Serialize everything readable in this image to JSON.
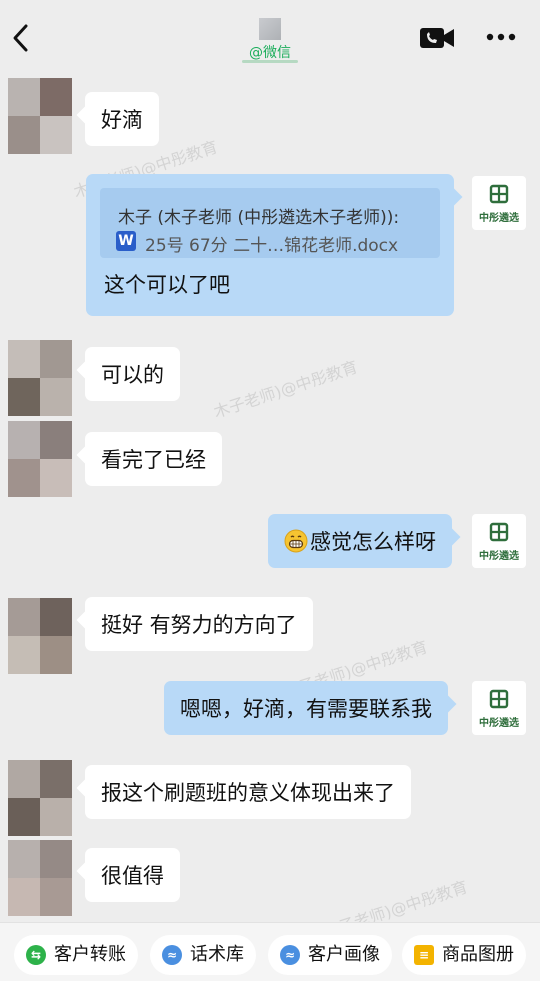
{
  "header": {
    "source_label": "@微信",
    "back_icon": "chevron-left-icon",
    "video_icon": "video-call-icon",
    "more_icon": "more-dots-icon"
  },
  "contact_logo_text": "中彤遴选",
  "messages": {
    "m1": "好滴",
    "quote": {
      "author": "木子 (木子老师 (中彤遴选木子老师)):",
      "file_icon_letter": "W",
      "file_name": "25号 67分 二十…锦花老师.docx",
      "reply": "这个可以了吧"
    },
    "m2": "可以的",
    "m3": "看完了已经",
    "m4": "感觉怎么样呀",
    "m5": "挺好 有努力的方向了",
    "m6": "嗯嗯，好滴，有需要联系我",
    "m7": "报这个刷题班的意义体现出来了",
    "m8": "很值得"
  },
  "watermark": "木子老师)@中彤教育",
  "toolbar": {
    "items": [
      {
        "label": "客户转账",
        "icon": "transfer-icon",
        "color": "#2db24a"
      },
      {
        "label": "话术库",
        "icon": "script-library-icon",
        "color": "#4a8fe0"
      },
      {
        "label": "客户画像",
        "icon": "customer-profile-icon",
        "color": "#4a8fe0"
      },
      {
        "label": "商品图册",
        "icon": "product-album-icon",
        "color": "#f3b300"
      }
    ]
  },
  "colors": {
    "background": "#ededed",
    "incoming_bubble": "#ffffff",
    "outgoing_bubble": "#b8d9f7",
    "wechat_green": "#1aad5a"
  }
}
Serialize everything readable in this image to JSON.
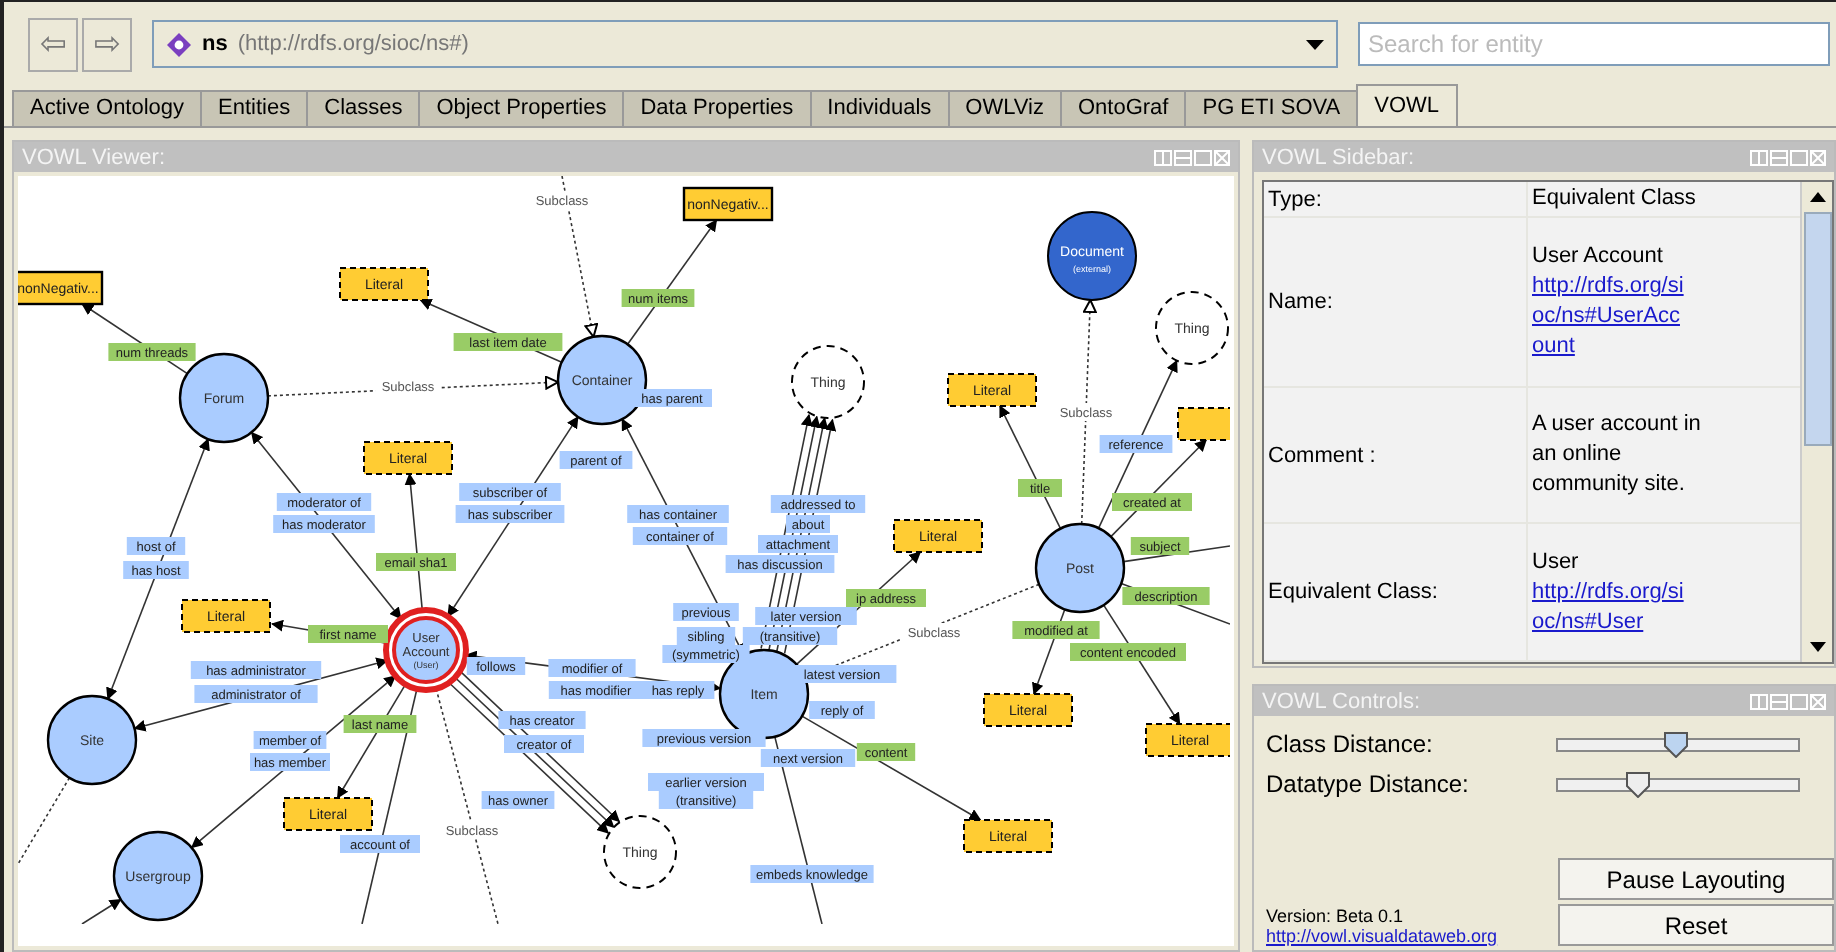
{
  "toolbar": {
    "back_symbol": "⇦",
    "forward_symbol": "⇨",
    "ontology": {
      "name": "ns",
      "iri": "(http://rdfs.org/sioc/ns#)"
    },
    "search": {
      "placeholder": "Search for entity"
    }
  },
  "tabs": [
    {
      "label": "Active Ontology",
      "selected": false
    },
    {
      "label": "Entities",
      "selected": false
    },
    {
      "label": "Classes",
      "selected": false
    },
    {
      "label": "Object Properties",
      "selected": false
    },
    {
      "label": "Data Properties",
      "selected": false
    },
    {
      "label": "Individuals",
      "selected": false
    },
    {
      "label": "OWLViz",
      "selected": false
    },
    {
      "label": "OntoGraf",
      "selected": false
    },
    {
      "label": "PG ETI SOVA",
      "selected": false
    },
    {
      "label": "VOWL",
      "selected": true
    }
  ],
  "viewer": {
    "title": "VOWL Viewer:",
    "nodes": [
      {
        "kind": "datatype",
        "label": "nonNegativ..."
      },
      {
        "kind": "literal",
        "label": "Literal"
      },
      {
        "kind": "class",
        "label": "Forum"
      },
      {
        "kind": "class",
        "label": "Container"
      },
      {
        "kind": "literal",
        "label": "Literal"
      },
      {
        "kind": "thing",
        "label": "Thing"
      },
      {
        "kind": "datatype",
        "label": "nonNegativ..."
      },
      {
        "kind": "external",
        "label": "Document",
        "note": "(external)"
      },
      {
        "kind": "thing",
        "label": "Thing"
      },
      {
        "kind": "literal",
        "label": "Literal"
      },
      {
        "kind": "literal"
      },
      {
        "kind": "literal",
        "label": "Literal"
      },
      {
        "kind": "class",
        "label": "Post"
      },
      {
        "kind": "literal",
        "label": "Literal"
      },
      {
        "kind": "equivalent",
        "label": "User",
        "label2": "Account",
        "note": "(User)"
      },
      {
        "kind": "class",
        "label": "Item"
      },
      {
        "kind": "class",
        "label": "Site"
      },
      {
        "kind": "literal",
        "label": "Literal"
      },
      {
        "kind": "literal",
        "label": "Literal"
      },
      {
        "kind": "literal",
        "label": "Literal"
      },
      {
        "kind": "literal",
        "label": "Literal"
      },
      {
        "kind": "thing",
        "label": "Thing"
      },
      {
        "kind": "class",
        "label": "Usergroup"
      }
    ],
    "edge_labels": [
      {
        "kind": "subclass",
        "text": "Subclass"
      },
      {
        "kind": "datatype",
        "text": "num items"
      },
      {
        "kind": "datatype",
        "text": "num threads"
      },
      {
        "kind": "datatype",
        "text": "last item date"
      },
      {
        "kind": "subclass",
        "text": "Subclass"
      },
      {
        "kind": "object",
        "text": "has parent"
      },
      {
        "kind": "subclass",
        "text": "Subclass"
      },
      {
        "kind": "object",
        "text": "parent of"
      },
      {
        "kind": "object",
        "text": "reference"
      },
      {
        "kind": "object",
        "text": "moderator of"
      },
      {
        "kind": "object",
        "text": "subscriber of"
      },
      {
        "kind": "object",
        "text": "addressed to"
      },
      {
        "kind": "datatype",
        "text": "title"
      },
      {
        "kind": "datatype",
        "text": "created at"
      },
      {
        "kind": "object",
        "text": "has moderator"
      },
      {
        "kind": "object",
        "text": "has subscriber"
      },
      {
        "kind": "object",
        "text": "has container"
      },
      {
        "kind": "object",
        "text": "about"
      },
      {
        "kind": "object",
        "text": "host of"
      },
      {
        "kind": "object",
        "text": "container of"
      },
      {
        "kind": "object",
        "text": "attachment"
      },
      {
        "kind": "datatype",
        "text": "subject"
      },
      {
        "kind": "object",
        "text": "has host"
      },
      {
        "kind": "datatype",
        "text": "email sha1"
      },
      {
        "kind": "object",
        "text": "has discussion"
      },
      {
        "kind": "object",
        "text": "previous"
      },
      {
        "kind": "datatype",
        "text": "ip address"
      },
      {
        "kind": "datatype",
        "text": "description"
      },
      {
        "kind": "datatype",
        "text": "first name"
      },
      {
        "kind": "object",
        "text": "later version"
      },
      {
        "kind": "object",
        "text": "sibling"
      },
      {
        "kind": "object",
        "text": "(transitive)"
      },
      {
        "kind": "subclass",
        "text": "Subclass"
      },
      {
        "kind": "datatype",
        "text": "modified at"
      },
      {
        "kind": "object",
        "text": "follows"
      },
      {
        "kind": "object",
        "text": "modifier of"
      },
      {
        "kind": "object",
        "text": "(symmetric)"
      },
      {
        "kind": "datatype",
        "text": "content encoded"
      },
      {
        "kind": "object",
        "text": "has administrator"
      },
      {
        "kind": "object",
        "text": "latest version"
      },
      {
        "kind": "object",
        "text": "administrator of"
      },
      {
        "kind": "object",
        "text": "has modifier"
      },
      {
        "kind": "object",
        "text": "has reply"
      },
      {
        "kind": "datatype",
        "text": "last name"
      },
      {
        "kind": "object",
        "text": "has creator"
      },
      {
        "kind": "object",
        "text": "reply of"
      },
      {
        "kind": "object",
        "text": "member of"
      },
      {
        "kind": "object",
        "text": "creator of"
      },
      {
        "kind": "object",
        "text": "previous version"
      },
      {
        "kind": "datatype",
        "text": "content"
      },
      {
        "kind": "object",
        "text": "has member"
      },
      {
        "kind": "object",
        "text": "next version"
      },
      {
        "kind": "object",
        "text": "earlier version"
      },
      {
        "kind": "object",
        "text": "has owner"
      },
      {
        "kind": "object",
        "text": "(transitive)"
      },
      {
        "kind": "subclass",
        "text": "Subclass"
      },
      {
        "kind": "object",
        "text": "account of"
      },
      {
        "kind": "object",
        "text": "embeds knowledge"
      }
    ]
  },
  "sidebar": {
    "title": "VOWL Sidebar:",
    "rows": [
      {
        "label": "Type:",
        "text": "Equivalent Class"
      },
      {
        "label": "Name:",
        "text": "User Account",
        "link": "http://rdfs.org/sioc/ns#UserAccount"
      },
      {
        "label": "Comment :",
        "text": "A user account in an online community site."
      },
      {
        "label": "Equivalent Class:",
        "text": "User",
        "link": "http://rdfs.org/sioc/ns#User"
      }
    ]
  },
  "controls": {
    "title": "VOWL Controls:",
    "sliders": [
      {
        "label": "Class Distance:",
        "level": 0.49
      },
      {
        "label": "Datatype Distance:",
        "level": 0.33
      }
    ],
    "buttons": [
      "Pause Layouting",
      "Reset"
    ],
    "version": "Version: Beta 0.1",
    "link": "http://vowl.visualdataweb.org"
  }
}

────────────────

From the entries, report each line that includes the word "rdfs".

      "iri": "(http://rdfs.org/sioc/ns#)"
        "link": "http://rdfs.org/sioc/ns#UserAccount"
        "link": "http://rdfs.org/sioc/ns#User"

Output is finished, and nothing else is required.